▶ Task brief
The answer must be one number: how many lines below contain the word "this".

[Entries from a dataset of interfaces]
──────────────────────────────

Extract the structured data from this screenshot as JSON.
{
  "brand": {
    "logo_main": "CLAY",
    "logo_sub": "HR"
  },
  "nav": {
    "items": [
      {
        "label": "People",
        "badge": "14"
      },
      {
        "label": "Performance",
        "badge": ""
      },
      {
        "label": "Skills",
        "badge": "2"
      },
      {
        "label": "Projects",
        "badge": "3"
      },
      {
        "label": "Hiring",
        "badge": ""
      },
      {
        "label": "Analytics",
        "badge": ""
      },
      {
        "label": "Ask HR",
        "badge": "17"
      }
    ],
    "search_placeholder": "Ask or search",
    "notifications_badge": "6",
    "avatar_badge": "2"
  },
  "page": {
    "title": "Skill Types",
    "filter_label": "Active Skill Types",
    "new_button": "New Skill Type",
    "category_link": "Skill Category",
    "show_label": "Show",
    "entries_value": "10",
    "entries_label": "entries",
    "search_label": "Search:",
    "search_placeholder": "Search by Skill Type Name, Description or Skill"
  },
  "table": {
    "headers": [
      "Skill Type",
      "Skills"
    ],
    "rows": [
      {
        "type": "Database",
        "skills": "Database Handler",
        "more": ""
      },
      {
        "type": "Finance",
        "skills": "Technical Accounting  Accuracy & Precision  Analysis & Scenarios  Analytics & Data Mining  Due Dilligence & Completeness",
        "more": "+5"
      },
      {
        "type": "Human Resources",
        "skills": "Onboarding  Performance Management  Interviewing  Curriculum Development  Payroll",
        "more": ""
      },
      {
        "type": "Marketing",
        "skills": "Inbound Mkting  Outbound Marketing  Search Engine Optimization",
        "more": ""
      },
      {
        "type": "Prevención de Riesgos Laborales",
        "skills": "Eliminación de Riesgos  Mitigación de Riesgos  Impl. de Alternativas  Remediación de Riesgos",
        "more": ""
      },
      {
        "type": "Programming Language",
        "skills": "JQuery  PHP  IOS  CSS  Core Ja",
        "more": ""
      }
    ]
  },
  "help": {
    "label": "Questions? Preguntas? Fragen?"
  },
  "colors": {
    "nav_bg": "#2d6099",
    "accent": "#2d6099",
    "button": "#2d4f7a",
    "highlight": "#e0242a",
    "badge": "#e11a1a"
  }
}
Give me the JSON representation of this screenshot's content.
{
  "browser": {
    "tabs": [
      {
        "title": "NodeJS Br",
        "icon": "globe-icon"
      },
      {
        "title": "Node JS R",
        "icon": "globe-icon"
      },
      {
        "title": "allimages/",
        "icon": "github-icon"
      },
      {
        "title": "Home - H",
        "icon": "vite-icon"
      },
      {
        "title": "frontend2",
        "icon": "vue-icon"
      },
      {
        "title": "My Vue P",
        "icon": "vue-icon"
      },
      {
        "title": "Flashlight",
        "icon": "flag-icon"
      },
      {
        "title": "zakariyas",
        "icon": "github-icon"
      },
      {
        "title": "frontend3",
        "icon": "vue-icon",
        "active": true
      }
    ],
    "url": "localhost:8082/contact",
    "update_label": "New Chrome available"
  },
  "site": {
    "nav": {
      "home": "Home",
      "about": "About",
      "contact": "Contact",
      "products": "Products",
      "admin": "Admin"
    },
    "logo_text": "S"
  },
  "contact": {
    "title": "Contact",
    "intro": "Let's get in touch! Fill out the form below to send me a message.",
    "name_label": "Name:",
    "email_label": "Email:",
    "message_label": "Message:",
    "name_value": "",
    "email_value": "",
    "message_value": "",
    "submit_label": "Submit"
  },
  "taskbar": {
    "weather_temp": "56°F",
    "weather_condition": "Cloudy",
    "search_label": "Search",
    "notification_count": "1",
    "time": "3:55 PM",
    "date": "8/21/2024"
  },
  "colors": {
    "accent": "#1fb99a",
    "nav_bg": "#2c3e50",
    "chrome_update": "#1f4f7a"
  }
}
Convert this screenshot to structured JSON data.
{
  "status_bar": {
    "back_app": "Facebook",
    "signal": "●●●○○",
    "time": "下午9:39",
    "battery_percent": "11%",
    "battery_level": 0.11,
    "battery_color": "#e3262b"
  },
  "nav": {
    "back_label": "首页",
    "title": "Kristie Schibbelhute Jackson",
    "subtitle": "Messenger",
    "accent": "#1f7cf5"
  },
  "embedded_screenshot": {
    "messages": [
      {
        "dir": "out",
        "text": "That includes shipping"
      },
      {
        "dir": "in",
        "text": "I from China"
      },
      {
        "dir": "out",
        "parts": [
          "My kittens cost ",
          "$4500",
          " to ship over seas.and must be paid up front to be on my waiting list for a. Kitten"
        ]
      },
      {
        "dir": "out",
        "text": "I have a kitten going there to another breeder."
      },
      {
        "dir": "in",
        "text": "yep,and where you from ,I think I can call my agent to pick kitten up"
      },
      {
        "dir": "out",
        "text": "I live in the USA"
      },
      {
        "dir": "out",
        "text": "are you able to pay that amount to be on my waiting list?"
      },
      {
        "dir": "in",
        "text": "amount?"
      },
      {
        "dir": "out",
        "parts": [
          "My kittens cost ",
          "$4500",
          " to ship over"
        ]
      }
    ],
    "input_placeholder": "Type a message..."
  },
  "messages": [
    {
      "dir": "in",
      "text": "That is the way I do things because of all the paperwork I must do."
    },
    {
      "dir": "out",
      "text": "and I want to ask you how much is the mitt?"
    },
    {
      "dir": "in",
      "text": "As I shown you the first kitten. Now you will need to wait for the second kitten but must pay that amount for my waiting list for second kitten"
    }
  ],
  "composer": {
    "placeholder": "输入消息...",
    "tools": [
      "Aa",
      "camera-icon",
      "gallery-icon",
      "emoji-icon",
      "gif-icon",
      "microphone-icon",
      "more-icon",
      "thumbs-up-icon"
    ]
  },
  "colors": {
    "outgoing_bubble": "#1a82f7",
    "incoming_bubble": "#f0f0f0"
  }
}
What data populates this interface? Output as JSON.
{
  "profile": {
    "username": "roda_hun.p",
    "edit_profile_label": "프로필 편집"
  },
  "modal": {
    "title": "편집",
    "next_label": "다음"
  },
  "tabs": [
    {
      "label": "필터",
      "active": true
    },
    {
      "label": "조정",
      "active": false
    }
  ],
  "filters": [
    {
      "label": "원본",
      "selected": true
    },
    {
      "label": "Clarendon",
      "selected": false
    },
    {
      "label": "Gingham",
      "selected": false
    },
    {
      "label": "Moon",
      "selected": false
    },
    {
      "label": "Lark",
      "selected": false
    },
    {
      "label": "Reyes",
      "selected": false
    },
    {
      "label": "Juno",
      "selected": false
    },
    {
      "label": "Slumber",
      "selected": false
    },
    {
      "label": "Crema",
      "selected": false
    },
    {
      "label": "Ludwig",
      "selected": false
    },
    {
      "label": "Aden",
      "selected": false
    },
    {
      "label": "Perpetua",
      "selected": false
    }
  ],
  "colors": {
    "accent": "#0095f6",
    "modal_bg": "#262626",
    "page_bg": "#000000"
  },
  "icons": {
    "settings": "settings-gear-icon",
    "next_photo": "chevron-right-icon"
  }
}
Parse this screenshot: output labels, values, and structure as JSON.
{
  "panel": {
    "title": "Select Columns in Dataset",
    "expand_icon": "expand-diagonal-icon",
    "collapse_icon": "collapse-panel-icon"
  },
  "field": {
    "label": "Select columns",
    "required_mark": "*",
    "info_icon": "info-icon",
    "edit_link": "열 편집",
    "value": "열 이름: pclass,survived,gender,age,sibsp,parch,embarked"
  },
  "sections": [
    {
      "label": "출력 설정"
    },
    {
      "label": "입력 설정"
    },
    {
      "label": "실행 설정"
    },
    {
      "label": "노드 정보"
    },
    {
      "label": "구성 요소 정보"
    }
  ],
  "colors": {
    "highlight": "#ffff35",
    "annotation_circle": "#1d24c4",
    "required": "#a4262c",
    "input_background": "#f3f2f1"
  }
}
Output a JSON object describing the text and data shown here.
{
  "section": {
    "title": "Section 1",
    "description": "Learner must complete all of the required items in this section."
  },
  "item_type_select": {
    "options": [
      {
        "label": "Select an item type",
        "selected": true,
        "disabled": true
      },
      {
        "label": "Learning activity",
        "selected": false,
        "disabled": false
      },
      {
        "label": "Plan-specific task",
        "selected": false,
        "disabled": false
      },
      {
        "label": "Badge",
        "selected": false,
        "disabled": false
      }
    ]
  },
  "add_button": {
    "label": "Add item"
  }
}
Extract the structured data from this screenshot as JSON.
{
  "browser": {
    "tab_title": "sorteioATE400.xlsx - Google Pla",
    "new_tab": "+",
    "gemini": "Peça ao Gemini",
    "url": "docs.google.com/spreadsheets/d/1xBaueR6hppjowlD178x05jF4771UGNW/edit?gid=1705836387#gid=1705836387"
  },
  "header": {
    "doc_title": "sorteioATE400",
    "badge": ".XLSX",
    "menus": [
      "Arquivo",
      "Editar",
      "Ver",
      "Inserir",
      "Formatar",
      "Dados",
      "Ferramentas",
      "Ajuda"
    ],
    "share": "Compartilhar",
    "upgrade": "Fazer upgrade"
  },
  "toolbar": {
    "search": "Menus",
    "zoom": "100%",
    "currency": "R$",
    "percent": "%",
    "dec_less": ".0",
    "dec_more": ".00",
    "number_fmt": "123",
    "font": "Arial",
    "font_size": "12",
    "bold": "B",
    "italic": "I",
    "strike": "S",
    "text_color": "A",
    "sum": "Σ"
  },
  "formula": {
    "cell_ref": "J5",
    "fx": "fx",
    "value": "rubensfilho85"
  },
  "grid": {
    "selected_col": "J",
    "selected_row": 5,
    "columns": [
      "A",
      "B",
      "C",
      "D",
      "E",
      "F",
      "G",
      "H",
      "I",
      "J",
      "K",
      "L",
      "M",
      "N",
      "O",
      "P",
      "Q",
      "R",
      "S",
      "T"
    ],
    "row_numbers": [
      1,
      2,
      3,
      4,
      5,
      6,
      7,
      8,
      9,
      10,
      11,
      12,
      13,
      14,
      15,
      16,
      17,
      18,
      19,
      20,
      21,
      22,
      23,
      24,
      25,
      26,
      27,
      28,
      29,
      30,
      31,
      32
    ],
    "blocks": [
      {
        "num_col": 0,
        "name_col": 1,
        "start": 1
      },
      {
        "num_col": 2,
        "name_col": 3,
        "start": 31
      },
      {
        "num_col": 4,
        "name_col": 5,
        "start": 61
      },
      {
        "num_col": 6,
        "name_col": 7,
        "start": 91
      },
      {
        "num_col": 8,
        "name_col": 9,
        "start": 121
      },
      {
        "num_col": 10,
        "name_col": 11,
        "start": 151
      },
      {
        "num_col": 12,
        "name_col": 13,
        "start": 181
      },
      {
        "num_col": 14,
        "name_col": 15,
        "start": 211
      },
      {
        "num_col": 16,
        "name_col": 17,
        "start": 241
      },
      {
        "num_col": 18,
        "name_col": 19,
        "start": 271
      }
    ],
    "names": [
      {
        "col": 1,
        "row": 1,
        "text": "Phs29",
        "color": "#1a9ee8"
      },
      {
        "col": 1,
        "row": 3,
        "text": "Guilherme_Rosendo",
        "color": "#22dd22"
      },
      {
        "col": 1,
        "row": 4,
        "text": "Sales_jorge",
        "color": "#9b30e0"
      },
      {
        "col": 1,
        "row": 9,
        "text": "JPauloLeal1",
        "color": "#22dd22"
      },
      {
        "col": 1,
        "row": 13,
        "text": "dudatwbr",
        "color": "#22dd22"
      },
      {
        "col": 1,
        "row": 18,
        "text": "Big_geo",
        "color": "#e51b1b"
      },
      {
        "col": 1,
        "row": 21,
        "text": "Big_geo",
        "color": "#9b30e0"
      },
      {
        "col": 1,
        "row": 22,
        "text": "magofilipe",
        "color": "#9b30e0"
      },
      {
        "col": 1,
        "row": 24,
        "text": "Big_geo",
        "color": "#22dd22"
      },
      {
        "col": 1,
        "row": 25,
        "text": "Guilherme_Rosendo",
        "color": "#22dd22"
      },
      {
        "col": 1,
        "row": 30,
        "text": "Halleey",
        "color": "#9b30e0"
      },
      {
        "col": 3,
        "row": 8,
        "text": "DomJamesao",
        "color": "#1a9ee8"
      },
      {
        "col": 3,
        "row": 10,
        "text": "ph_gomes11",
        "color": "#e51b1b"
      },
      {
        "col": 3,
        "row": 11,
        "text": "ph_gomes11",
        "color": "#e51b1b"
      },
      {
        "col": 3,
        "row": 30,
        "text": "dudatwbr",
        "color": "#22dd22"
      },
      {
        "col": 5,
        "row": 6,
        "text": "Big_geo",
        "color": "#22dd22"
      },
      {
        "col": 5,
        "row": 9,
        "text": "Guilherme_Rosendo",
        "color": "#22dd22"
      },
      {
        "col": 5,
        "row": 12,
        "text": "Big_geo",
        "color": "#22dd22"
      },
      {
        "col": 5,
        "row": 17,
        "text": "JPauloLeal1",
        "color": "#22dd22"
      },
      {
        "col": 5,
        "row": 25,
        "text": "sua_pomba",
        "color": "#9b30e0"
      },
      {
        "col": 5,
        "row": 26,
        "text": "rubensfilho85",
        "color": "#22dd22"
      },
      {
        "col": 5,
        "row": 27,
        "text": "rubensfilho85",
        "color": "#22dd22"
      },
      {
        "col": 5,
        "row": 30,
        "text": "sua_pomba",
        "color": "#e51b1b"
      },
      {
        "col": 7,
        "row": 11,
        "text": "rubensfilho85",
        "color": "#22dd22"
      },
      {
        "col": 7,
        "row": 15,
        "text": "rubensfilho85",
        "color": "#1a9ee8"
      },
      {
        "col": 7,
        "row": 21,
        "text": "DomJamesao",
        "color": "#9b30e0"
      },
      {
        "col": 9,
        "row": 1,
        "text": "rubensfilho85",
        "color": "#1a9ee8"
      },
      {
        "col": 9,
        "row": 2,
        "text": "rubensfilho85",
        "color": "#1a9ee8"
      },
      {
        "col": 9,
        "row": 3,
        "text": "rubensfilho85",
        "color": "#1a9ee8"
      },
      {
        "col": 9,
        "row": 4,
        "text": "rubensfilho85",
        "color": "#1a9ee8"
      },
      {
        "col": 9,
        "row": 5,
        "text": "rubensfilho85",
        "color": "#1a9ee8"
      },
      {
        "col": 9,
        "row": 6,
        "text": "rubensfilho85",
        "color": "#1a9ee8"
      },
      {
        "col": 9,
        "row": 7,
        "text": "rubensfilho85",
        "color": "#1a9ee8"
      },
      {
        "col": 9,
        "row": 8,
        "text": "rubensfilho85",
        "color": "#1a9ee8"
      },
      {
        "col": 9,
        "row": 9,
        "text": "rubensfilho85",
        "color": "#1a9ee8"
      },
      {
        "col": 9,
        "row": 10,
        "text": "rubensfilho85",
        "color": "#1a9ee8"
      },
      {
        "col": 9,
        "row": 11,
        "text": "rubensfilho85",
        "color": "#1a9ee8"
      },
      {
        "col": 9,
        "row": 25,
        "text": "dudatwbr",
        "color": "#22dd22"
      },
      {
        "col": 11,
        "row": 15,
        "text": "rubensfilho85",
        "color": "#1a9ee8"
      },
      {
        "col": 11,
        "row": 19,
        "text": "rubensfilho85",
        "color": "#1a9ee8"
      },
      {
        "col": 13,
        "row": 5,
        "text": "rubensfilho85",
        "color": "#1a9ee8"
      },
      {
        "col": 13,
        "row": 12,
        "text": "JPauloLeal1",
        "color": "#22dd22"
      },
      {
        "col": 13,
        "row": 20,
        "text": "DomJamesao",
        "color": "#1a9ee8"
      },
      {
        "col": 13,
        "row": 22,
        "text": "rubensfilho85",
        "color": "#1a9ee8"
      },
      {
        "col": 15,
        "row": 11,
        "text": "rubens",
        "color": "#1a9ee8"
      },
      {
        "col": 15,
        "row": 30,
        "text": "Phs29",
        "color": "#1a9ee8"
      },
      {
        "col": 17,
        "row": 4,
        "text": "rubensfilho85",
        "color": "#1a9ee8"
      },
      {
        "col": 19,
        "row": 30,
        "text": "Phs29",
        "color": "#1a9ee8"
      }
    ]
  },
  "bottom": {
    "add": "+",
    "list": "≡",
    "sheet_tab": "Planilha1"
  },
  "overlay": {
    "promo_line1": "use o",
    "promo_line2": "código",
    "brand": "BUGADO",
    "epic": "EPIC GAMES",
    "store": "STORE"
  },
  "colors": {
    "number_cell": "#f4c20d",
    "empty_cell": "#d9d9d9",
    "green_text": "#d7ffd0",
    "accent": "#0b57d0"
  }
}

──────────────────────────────

▶ Finished exercise
7